“I am a bicycle fixer, fixing bicycles
People come to me from dawn til dusk
Not even for a moment, from dawn til dusk, am I free
If you maintain your bicycle, you will never need to walk.”
As marketing blurb this has a simple truth to it, and will no doubt ensure that the Kandahar cycle mechanic who uttered the words is never short of work.
My friend the Victoria-based journalist Terry Glavin recently announced on his blog that the Canadian High Commission in London is currently hosting an exhibition of photographs and profiles of men and women from Kandahar in southern Afghanistan. The pictures were taken by local high school students provided by Canadian aid workers with cameras and training in photography and journalism, and Terry provided some of the text.
Housed in a small room sited just behind the embassy’s lobby, the exhibition will run until 11 November. Having visited the exhibition yesterday, I urge you to do likewise if you are in the area. The High Commission is based on Trafalgar Square in London’s West End.
The photographs and personal profiles are striking, and focus on everyday life and trade within the Kandahar community. Some of the translations of verse accompanying the pictures jar emotively with the mundanity of the images and profiles, but the overall impression is of direct communication between the featured Kandaharis and a western audience. Through images and text they are telling us about their everyday lives and their celebration of them, and in a way that I’ve never seen any foreign media correspondent manage to do.
Along with the photographs and profiles, the “Unsung Heroes” exhibition houses a number of picture boards detailing Canada’s involvement with the NATO military mission in Afghanistan, and the country’s aid and development activities in the country.
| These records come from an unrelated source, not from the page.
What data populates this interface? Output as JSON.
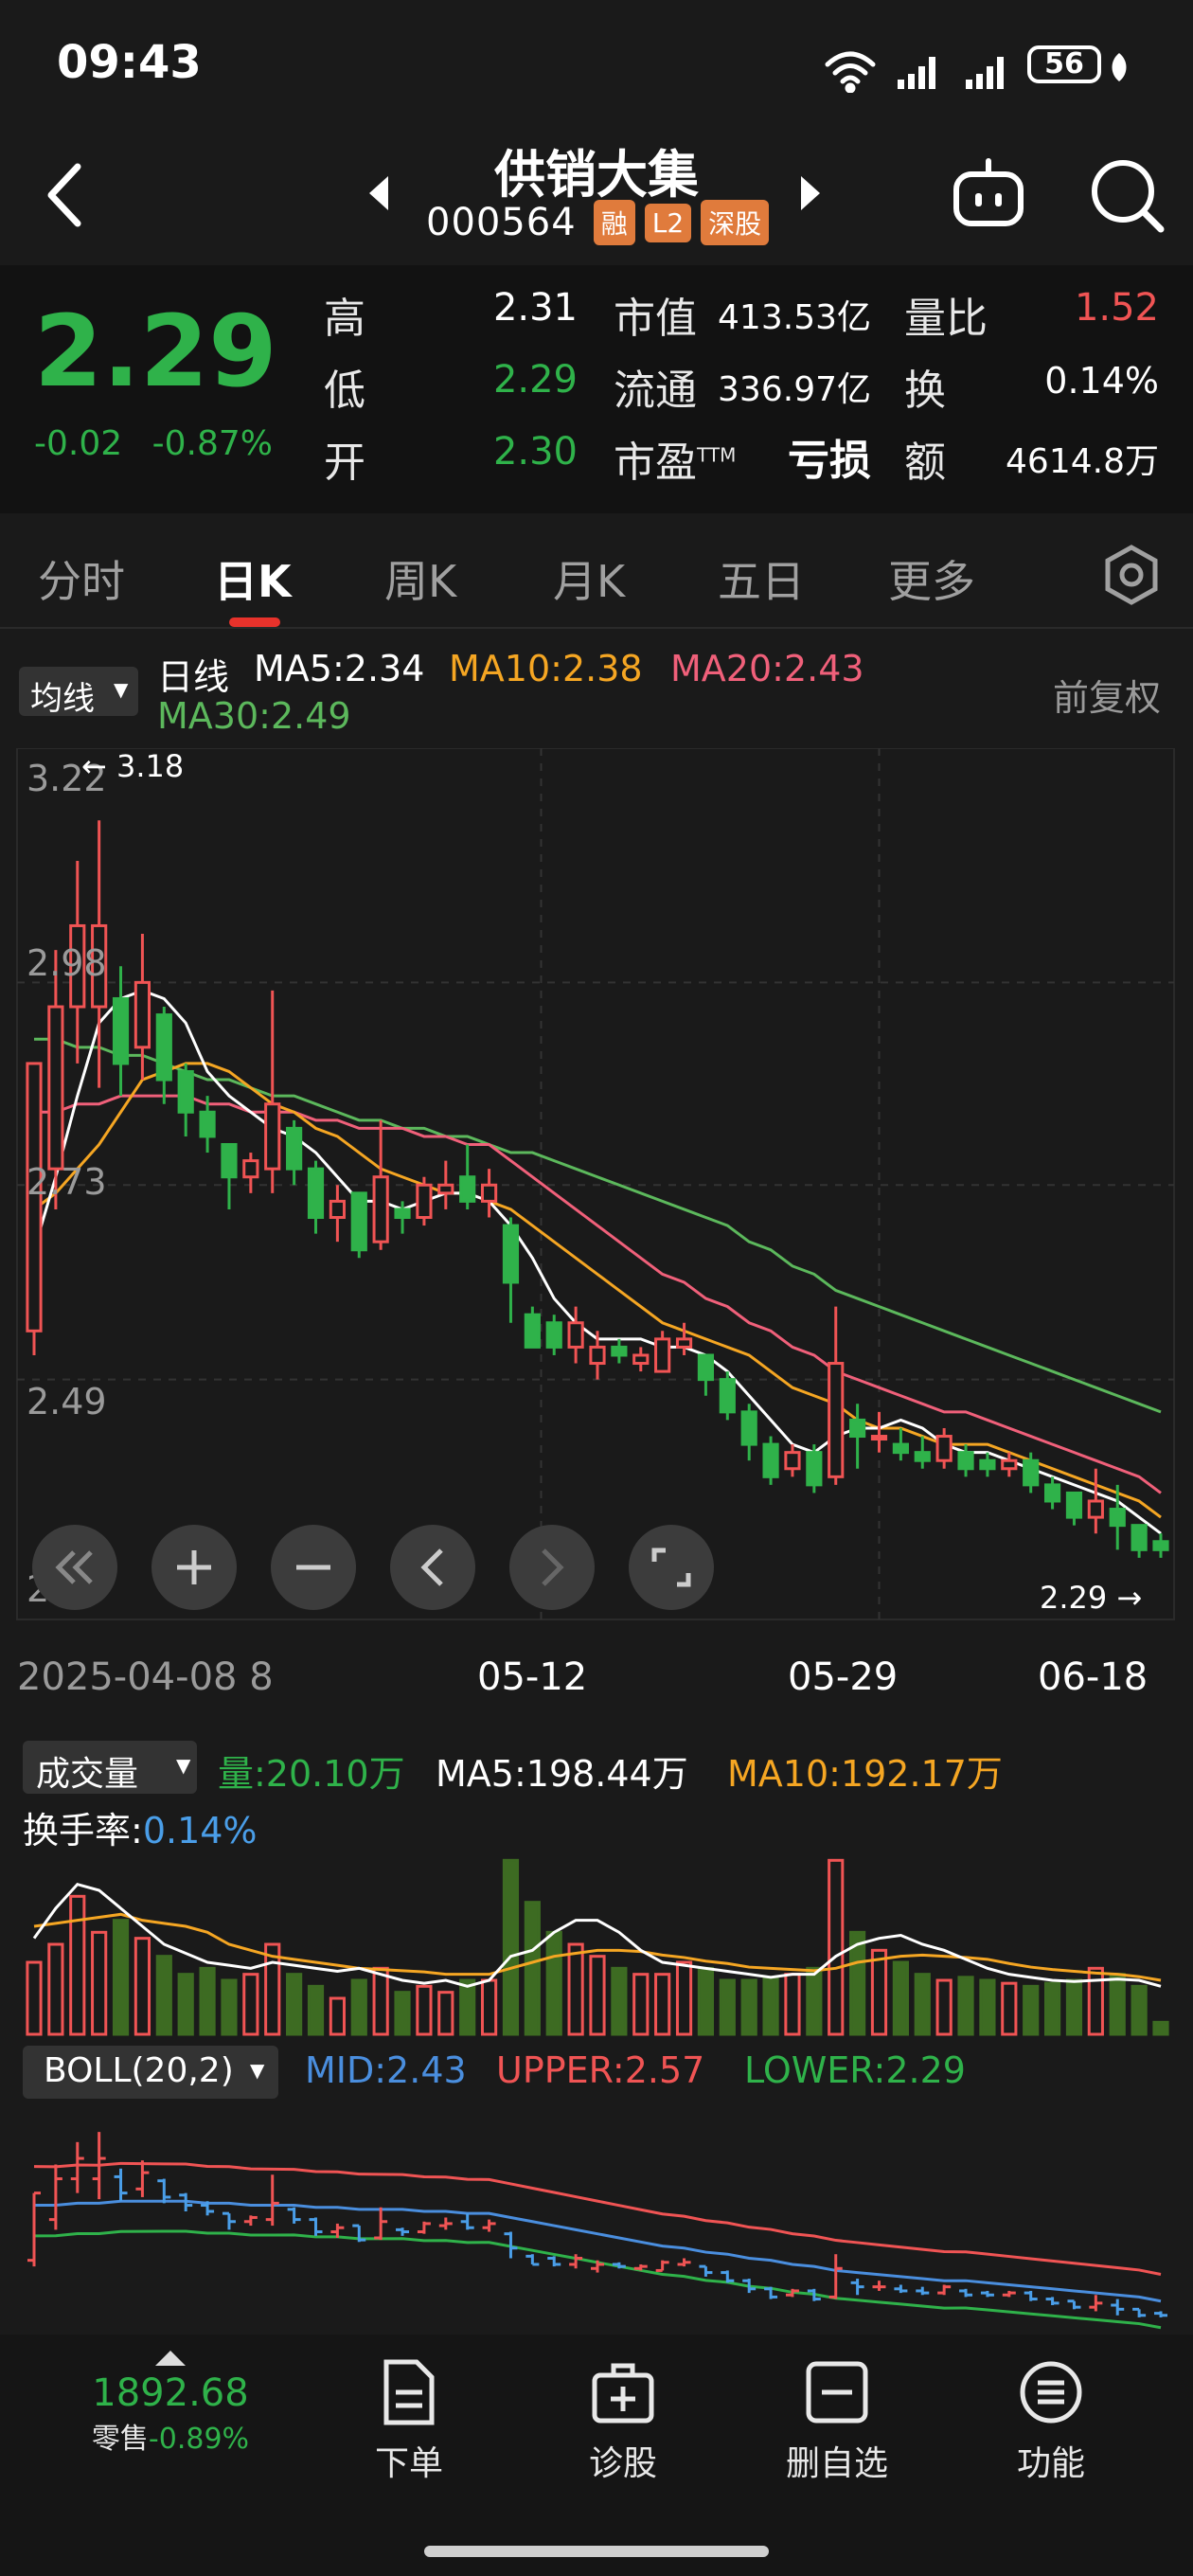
{
  "status": {
    "time": "09:43",
    "battery": "56"
  },
  "stock": {
    "name": "供销大集",
    "code": "000564",
    "tags": [
      "融",
      "L2",
      "深股"
    ]
  },
  "quote": {
    "price": "2.29",
    "change": "-0.02",
    "change_pct": "-0.87%",
    "high_label": "高",
    "high": "2.31",
    "low_label": "低",
    "low": "2.29",
    "open_label": "开",
    "open": "2.30",
    "mktcap_label": "市值",
    "mktcap": "413.53亿",
    "float_label": "流通",
    "float": "336.97亿",
    "pe_label": "市盈",
    "pe_sup": "TTM",
    "pe": "亏损",
    "volratio_label": "量比",
    "volratio": "1.52",
    "turnover_label": "换",
    "turnover": "0.14%",
    "amount_label": "额",
    "amount": "4614.8万"
  },
  "tabs": [
    "分时",
    "日K",
    "周K",
    "月K",
    "五日",
    "更多"
  ],
  "kline": {
    "indicator_select": "均线",
    "period_label": "日线",
    "ma5": "MA5:2.34",
    "ma10": "MA10:2.38",
    "ma20": "MA20:2.43",
    "ma30": "MA30:2.49",
    "adjust": "前复权",
    "high_marker": "3.18",
    "last_marker": "2.29",
    "y_ticks": [
      "3.22",
      "2.98",
      "2.73",
      "2.49",
      "2.25"
    ],
    "x_ticks": [
      "2025-04-08",
      "8",
      "05-12",
      "05-29",
      "06-18"
    ]
  },
  "volume": {
    "select": "成交量",
    "vol": "量:20.10万",
    "ma5": "MA5:198.44万",
    "ma10": "MA10:192.17万",
    "turnover_label": "换手率:",
    "turnover": "0.14%"
  },
  "boll": {
    "select": "BOLL(20,2)",
    "mid": "MID:2.43",
    "upper": "UPPER:2.57",
    "lower": "LOWER:2.29"
  },
  "bottom": {
    "index_value": "1892.68",
    "index_name": "零售",
    "index_change": "-0.89%",
    "nav": [
      "下单",
      "诊股",
      "删自选",
      "功能"
    ]
  },
  "colors": {
    "up": "#f05454",
    "down": "#2fb24a",
    "ma5": "#ffffff",
    "ma10": "#f5a623",
    "ma20": "#f0607a",
    "ma30": "#5cb85c",
    "mid": "#4a8ede"
  },
  "chart_data": {
    "type": "candlestick",
    "y_range": [
      2.25,
      3.22
    ],
    "candles": [
      {
        "o": 2.55,
        "c": 2.88,
        "h": 2.88,
        "l": 2.52
      },
      {
        "o": 2.75,
        "c": 2.95,
        "h": 3.02,
        "l": 2.7
      },
      {
        "o": 2.95,
        "c": 3.05,
        "h": 3.13,
        "l": 2.88
      },
      {
        "o": 2.95,
        "c": 3.05,
        "h": 3.18,
        "l": 2.85
      },
      {
        "o": 2.96,
        "c": 2.88,
        "h": 3.0,
        "l": 2.84
      },
      {
        "o": 2.9,
        "c": 2.98,
        "h": 3.04,
        "l": 2.86
      },
      {
        "o": 2.94,
        "c": 2.86,
        "h": 2.95,
        "l": 2.83
      },
      {
        "o": 2.87,
        "c": 2.82,
        "h": 2.88,
        "l": 2.79
      },
      {
        "o": 2.82,
        "c": 2.79,
        "h": 2.84,
        "l": 2.77
      },
      {
        "o": 2.78,
        "c": 2.74,
        "h": 2.78,
        "l": 2.7
      },
      {
        "o": 2.74,
        "c": 2.76,
        "h": 2.77,
        "l": 2.72
      },
      {
        "o": 2.75,
        "c": 2.83,
        "h": 2.97,
        "l": 2.72
      },
      {
        "o": 2.8,
        "c": 2.75,
        "h": 2.81,
        "l": 2.73
      },
      {
        "o": 2.75,
        "c": 2.69,
        "h": 2.76,
        "l": 2.67
      },
      {
        "o": 2.69,
        "c": 2.71,
        "h": 2.73,
        "l": 2.66
      },
      {
        "o": 2.72,
        "c": 2.65,
        "h": 2.72,
        "l": 2.64
      },
      {
        "o": 2.66,
        "c": 2.74,
        "h": 2.81,
        "l": 2.65
      },
      {
        "o": 2.7,
        "c": 2.69,
        "h": 2.71,
        "l": 2.67
      },
      {
        "o": 2.69,
        "c": 2.73,
        "h": 2.74,
        "l": 2.68
      },
      {
        "o": 2.72,
        "c": 2.73,
        "h": 2.76,
        "l": 2.7
      },
      {
        "o": 2.74,
        "c": 2.71,
        "h": 2.78,
        "l": 2.7
      },
      {
        "o": 2.71,
        "c": 2.73,
        "h": 2.75,
        "l": 2.69
      },
      {
        "o": 2.68,
        "c": 2.61,
        "h": 2.69,
        "l": 2.56
      },
      {
        "o": 2.57,
        "c": 2.53,
        "h": 2.58,
        "l": 2.53
      },
      {
        "o": 2.56,
        "c": 2.53,
        "h": 2.57,
        "l": 2.52
      },
      {
        "o": 2.53,
        "c": 2.56,
        "h": 2.58,
        "l": 2.51
      },
      {
        "o": 2.51,
        "c": 2.53,
        "h": 2.55,
        "l": 2.49
      },
      {
        "o": 2.53,
        "c": 2.52,
        "h": 2.54,
        "l": 2.51
      },
      {
        "o": 2.51,
        "c": 2.52,
        "h": 2.53,
        "l": 2.5
      },
      {
        "o": 2.5,
        "c": 2.54,
        "h": 2.55,
        "l": 2.5
      },
      {
        "o": 2.53,
        "c": 2.54,
        "h": 2.56,
        "l": 2.52
      },
      {
        "o": 2.52,
        "c": 2.49,
        "h": 2.52,
        "l": 2.47
      },
      {
        "o": 2.49,
        "c": 2.45,
        "h": 2.5,
        "l": 2.44
      },
      {
        "o": 2.45,
        "c": 2.41,
        "h": 2.46,
        "l": 2.39
      },
      {
        "o": 2.41,
        "c": 2.37,
        "h": 2.42,
        "l": 2.36
      },
      {
        "o": 2.38,
        "c": 2.4,
        "h": 2.41,
        "l": 2.37
      },
      {
        "o": 2.4,
        "c": 2.36,
        "h": 2.41,
        "l": 2.35
      },
      {
        "o": 2.37,
        "c": 2.51,
        "h": 2.58,
        "l": 2.36
      },
      {
        "o": 2.44,
        "c": 2.42,
        "h": 2.46,
        "l": 2.38
      },
      {
        "o": 2.42,
        "c": 2.42,
        "h": 2.45,
        "l": 2.4
      },
      {
        "o": 2.41,
        "c": 2.4,
        "h": 2.43,
        "l": 2.39
      },
      {
        "o": 2.4,
        "c": 2.39,
        "h": 2.42,
        "l": 2.38
      },
      {
        "o": 2.39,
        "c": 2.42,
        "h": 2.43,
        "l": 2.38
      },
      {
        "o": 2.4,
        "c": 2.38,
        "h": 2.41,
        "l": 2.37
      },
      {
        "o": 2.39,
        "c": 2.38,
        "h": 2.4,
        "l": 2.37
      },
      {
        "o": 2.38,
        "c": 2.39,
        "h": 2.4,
        "l": 2.37
      },
      {
        "o": 2.39,
        "c": 2.36,
        "h": 2.4,
        "l": 2.35
      },
      {
        "o": 2.36,
        "c": 2.34,
        "h": 2.37,
        "l": 2.33
      },
      {
        "o": 2.35,
        "c": 2.32,
        "h": 2.35,
        "l": 2.31
      },
      {
        "o": 2.32,
        "c": 2.34,
        "h": 2.38,
        "l": 2.3
      },
      {
        "o": 2.33,
        "c": 2.31,
        "h": 2.36,
        "l": 2.28
      },
      {
        "o": 2.31,
        "c": 2.28,
        "h": 2.31,
        "l": 2.27
      },
      {
        "o": 2.29,
        "c": 2.28,
        "h": 2.3,
        "l": 2.27
      }
    ],
    "ma5": [
      2.65,
      2.74,
      2.84,
      2.93,
      2.96,
      2.97,
      2.96,
      2.93,
      2.87,
      2.84,
      2.82,
      2.8,
      2.79,
      2.77,
      2.74,
      2.71,
      2.71,
      2.7,
      2.71,
      2.72,
      2.72,
      2.71,
      2.68,
      2.64,
      2.59,
      2.56,
      2.54,
      2.54,
      2.54,
      2.53,
      2.53,
      2.52,
      2.5,
      2.47,
      2.44,
      2.41,
      2.4,
      2.42,
      2.43,
      2.43,
      2.44,
      2.43,
      2.41,
      2.4,
      2.4,
      2.39,
      2.38,
      2.37,
      2.36,
      2.35,
      2.34,
      2.32,
      2.3
    ],
    "ma10": [
      2.7,
      2.72,
      2.75,
      2.78,
      2.82,
      2.86,
      2.87,
      2.88,
      2.88,
      2.87,
      2.85,
      2.83,
      2.82,
      2.8,
      2.79,
      2.77,
      2.75,
      2.74,
      2.73,
      2.72,
      2.72,
      2.71,
      2.7,
      2.68,
      2.66,
      2.64,
      2.62,
      2.6,
      2.58,
      2.56,
      2.55,
      2.54,
      2.53,
      2.52,
      2.5,
      2.48,
      2.47,
      2.46,
      2.44,
      2.43,
      2.43,
      2.42,
      2.41,
      2.41,
      2.41,
      2.4,
      2.39,
      2.38,
      2.37,
      2.36,
      2.35,
      2.34,
      2.32
    ],
    "ma20": [
      2.82,
      2.82,
      2.83,
      2.83,
      2.84,
      2.84,
      2.84,
      2.84,
      2.83,
      2.83,
      2.82,
      2.82,
      2.82,
      2.81,
      2.81,
      2.8,
      2.8,
      2.8,
      2.79,
      2.79,
      2.78,
      2.78,
      2.76,
      2.74,
      2.72,
      2.7,
      2.68,
      2.66,
      2.64,
      2.62,
      2.61,
      2.59,
      2.58,
      2.56,
      2.55,
      2.53,
      2.52,
      2.5,
      2.49,
      2.48,
      2.47,
      2.46,
      2.45,
      2.45,
      2.44,
      2.43,
      2.42,
      2.41,
      2.4,
      2.39,
      2.38,
      2.37,
      2.35
    ],
    "ma30": [
      2.91,
      2.91,
      2.9,
      2.9,
      2.89,
      2.89,
      2.88,
      2.87,
      2.86,
      2.86,
      2.85,
      2.84,
      2.84,
      2.83,
      2.82,
      2.81,
      2.81,
      2.8,
      2.8,
      2.79,
      2.79,
      2.78,
      2.77,
      2.77,
      2.76,
      2.75,
      2.74,
      2.73,
      2.72,
      2.71,
      2.7,
      2.69,
      2.68,
      2.66,
      2.65,
      2.63,
      2.62,
      2.6,
      2.59,
      2.58,
      2.57,
      2.56,
      2.55,
      2.54,
      2.53,
      2.52,
      2.51,
      2.5,
      2.49,
      2.48,
      2.47,
      2.46,
      2.45
    ],
    "volume": [
      120,
      150,
      230,
      170,
      190,
      160,
      130,
      100,
      110,
      90,
      100,
      150,
      100,
      80,
      60,
      90,
      110,
      70,
      80,
      70,
      90,
      90,
      290,
      220,
      170,
      150,
      130,
      110,
      100,
      100,
      120,
      110,
      90,
      90,
      95,
      100,
      110,
      290,
      170,
      140,
      120,
      100,
      90,
      95,
      90,
      85,
      80,
      85,
      90,
      110,
      100,
      80,
      20
    ],
    "volume_ma5": [
      160,
      210,
      250,
      240,
      210,
      180,
      150,
      135,
      120,
      115,
      110,
      120,
      115,
      110,
      105,
      110,
      100,
      90,
      85,
      90,
      80,
      90,
      130,
      140,
      170,
      190,
      190,
      170,
      140,
      120,
      115,
      110,
      105,
      100,
      95,
      100,
      100,
      130,
      150,
      160,
      165,
      150,
      140,
      125,
      110,
      100,
      95,
      90,
      88,
      90,
      92,
      90,
      80
    ],
    "volume_ma10": [
      180,
      185,
      190,
      195,
      200,
      190,
      185,
      180,
      170,
      150,
      140,
      130,
      125,
      120,
      115,
      110,
      108,
      106,
      104,
      100,
      100,
      100,
      110,
      120,
      130,
      135,
      140,
      140,
      138,
      132,
      128,
      122,
      118,
      112,
      110,
      108,
      106,
      110,
      120,
      125,
      130,
      132,
      130,
      128,
      125,
      118,
      112,
      108,
      105,
      102,
      100,
      96,
      90
    ]
  }
}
There is a typically Canadian understatedness to the impeccably bilingual official text, and the impression given is of a job that needs doing, and doing as well as humanly possible in difficult circumstances. Canada’s war losses in Afghanistan are high, and its devotion to the cause at state level is unquestionable. Setting aside the vocal opinions of Canada’s unthinking, ‘anti-war’ and pro-Taliban political activists, I would hope this is true of the Canadian people as a whole.
So intimate is the imagery of the exhibition, I left Canada House with a feeling that I had met a bunch of interesting people from a culture in many ways very different from my own, but with shared values and everyday concerns. As I cycled at dusk back towards Greenwich along the Thames Path, chasing the Moon and a bright Jupiter as they hung close together in the eastern sky, the images of Kandahar never left my mind.